• To do: Return the entries below in their exact form, leaving the pictures out.

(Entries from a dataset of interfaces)
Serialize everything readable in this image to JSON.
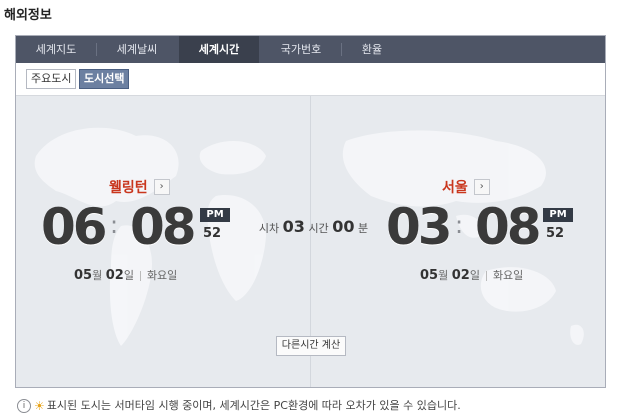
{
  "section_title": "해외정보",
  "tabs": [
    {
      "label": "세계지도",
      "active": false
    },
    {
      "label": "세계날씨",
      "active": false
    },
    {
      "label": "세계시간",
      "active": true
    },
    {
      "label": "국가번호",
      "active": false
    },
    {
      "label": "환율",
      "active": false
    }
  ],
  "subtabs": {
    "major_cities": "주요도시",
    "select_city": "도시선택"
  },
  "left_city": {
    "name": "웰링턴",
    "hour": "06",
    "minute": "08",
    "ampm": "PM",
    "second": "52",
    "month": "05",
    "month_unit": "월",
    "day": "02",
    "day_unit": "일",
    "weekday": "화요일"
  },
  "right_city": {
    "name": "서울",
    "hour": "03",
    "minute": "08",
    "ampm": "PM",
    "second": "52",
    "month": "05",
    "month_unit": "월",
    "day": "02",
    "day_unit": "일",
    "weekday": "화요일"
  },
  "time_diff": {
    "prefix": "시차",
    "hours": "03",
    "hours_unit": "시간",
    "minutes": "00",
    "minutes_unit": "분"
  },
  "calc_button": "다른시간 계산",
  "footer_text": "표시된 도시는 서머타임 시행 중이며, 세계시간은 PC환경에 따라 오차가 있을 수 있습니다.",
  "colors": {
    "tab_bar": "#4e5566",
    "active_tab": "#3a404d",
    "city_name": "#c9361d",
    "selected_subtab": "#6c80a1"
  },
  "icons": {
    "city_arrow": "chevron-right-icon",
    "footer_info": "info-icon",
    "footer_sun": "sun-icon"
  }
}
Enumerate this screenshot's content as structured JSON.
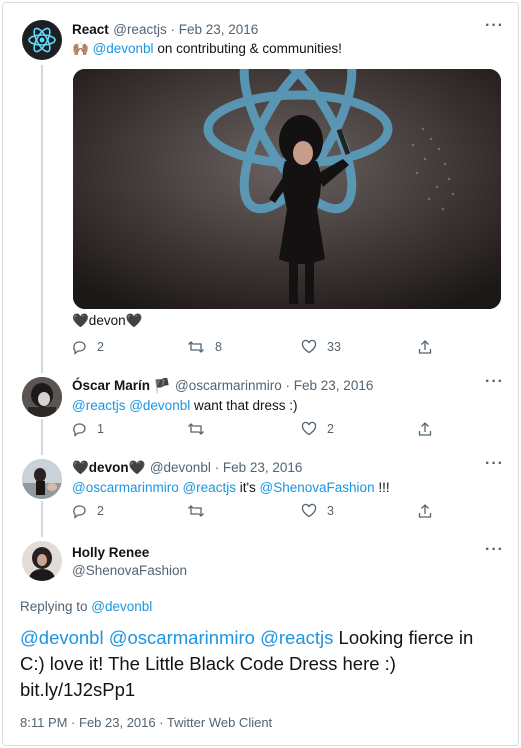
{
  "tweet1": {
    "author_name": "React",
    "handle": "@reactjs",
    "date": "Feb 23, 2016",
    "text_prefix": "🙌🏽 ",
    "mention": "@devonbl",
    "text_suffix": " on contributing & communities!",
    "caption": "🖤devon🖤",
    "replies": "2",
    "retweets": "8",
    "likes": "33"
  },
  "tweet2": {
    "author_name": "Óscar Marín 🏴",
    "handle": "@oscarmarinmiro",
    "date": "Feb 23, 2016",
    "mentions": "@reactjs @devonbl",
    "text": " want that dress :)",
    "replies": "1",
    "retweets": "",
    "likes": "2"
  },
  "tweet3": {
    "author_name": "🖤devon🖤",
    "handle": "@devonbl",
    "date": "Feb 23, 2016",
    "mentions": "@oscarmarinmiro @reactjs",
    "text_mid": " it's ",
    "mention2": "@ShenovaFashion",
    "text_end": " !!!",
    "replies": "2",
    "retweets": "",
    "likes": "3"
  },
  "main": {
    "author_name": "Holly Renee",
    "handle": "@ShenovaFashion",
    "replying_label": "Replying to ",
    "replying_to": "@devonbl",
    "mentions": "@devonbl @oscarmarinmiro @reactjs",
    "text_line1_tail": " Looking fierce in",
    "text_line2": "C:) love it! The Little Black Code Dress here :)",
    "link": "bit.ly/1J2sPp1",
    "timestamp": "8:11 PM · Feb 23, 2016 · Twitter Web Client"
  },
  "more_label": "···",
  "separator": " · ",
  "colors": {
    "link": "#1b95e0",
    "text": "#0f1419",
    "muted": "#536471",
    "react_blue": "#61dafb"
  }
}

• Output for this task:
Serialize everything readable in this image to JSON.
{
  "section_title": "해외정보",
  "tabs": [
    {
      "label": "세계지도",
      "active": false
    },
    {
      "label": "세계날씨",
      "active": false
    },
    {
      "label": "세계시간",
      "active": true
    },
    {
      "label": "국가번호",
      "active": false
    },
    {
      "label": "환율",
      "active": false
    }
  ],
  "subtabs": {
    "major_cities": "주요도시",
    "select_city": "도시선택"
  },
  "left_city": {
    "name": "웰링턴",
    "hour": "06",
    "minute": "08",
    "ampm": "PM",
    "second": "52",
    "month": "05",
    "month_unit": "월",
    "day": "02",
    "day_unit": "일",
    "weekday": "화요일"
  },
  "right_city": {
    "name": "서울",
    "hour": "03",
    "minute": "08",
    "ampm": "PM",
    "second": "52",
    "month": "05",
    "month_unit": "월",
    "day": "02",
    "day_unit": "일",
    "weekday": "화요일"
  },
  "time_diff": {
    "prefix": "시차",
    "hours": "03",
    "hours_unit": "시간",
    "minutes": "00",
    "minutes_unit": "분"
  },
  "calc_button": "다른시간 계산",
  "footer_text": "표시된 도시는 서머타임 시행 중이며, 세계시간은 PC환경에 따라 오차가 있을 수 있습니다.",
  "colors": {
    "tab_bar": "#4e5566",
    "active_tab": "#3a404d",
    "city_name": "#c9361d",
    "selected_subtab": "#6c80a1"
  },
  "icons": {
    "city_arrow": "chevron-right-icon",
    "footer_info": "info-icon",
    "footer_sun": "sun-icon"
  }
}
Enumerate this screenshot's content as structured JSON.
{
  "tweet1": {
    "author_name": "React",
    "handle": "@reactjs",
    "date": "Feb 23, 2016",
    "text_prefix": "🙌🏽 ",
    "mention": "@devonbl",
    "text_suffix": " on contributing & communities!",
    "caption": "🖤devon🖤",
    "replies": "2",
    "retweets": "8",
    "likes": "33"
  },
  "tweet2": {
    "author_name": "Óscar Marín 🏴",
    "handle": "@oscarmarinmiro",
    "date": "Feb 23, 2016",
    "mentions": "@reactjs @devonbl",
    "text": " want that dress :)",
    "replies": "1",
    "retweets": "",
    "likes": "2"
  },
  "tweet3": {
    "author_name": "🖤devon🖤",
    "handle": "@devonbl",
    "date": "Feb 23, 2016",
    "mentions": "@oscarmarinmiro @reactjs",
    "text_mid": " it's ",
    "mention2": "@ShenovaFashion",
    "text_end": " !!!",
    "replies": "2",
    "retweets": "",
    "likes": "3"
  },
  "main": {
    "author_name": "Holly Renee",
    "handle": "@ShenovaFashion",
    "replying_label": "Replying to ",
    "replying_to": "@devonbl",
    "mentions": "@devonbl @oscarmarinmiro @reactjs",
    "text_line1_tail": " Looking fierce in",
    "text_line2": "C:) love it! The Little Black Code Dress here :)",
    "link": "bit.ly/1J2sPp1",
    "timestamp": "8:11 PM · Feb 23, 2016 · Twitter Web Client"
  },
  "more_label": "···",
  "separator": " · ",
  "colors": {
    "link": "#1b95e0",
    "text": "#0f1419",
    "muted": "#536471",
    "react_blue": "#61dafb"
  }
}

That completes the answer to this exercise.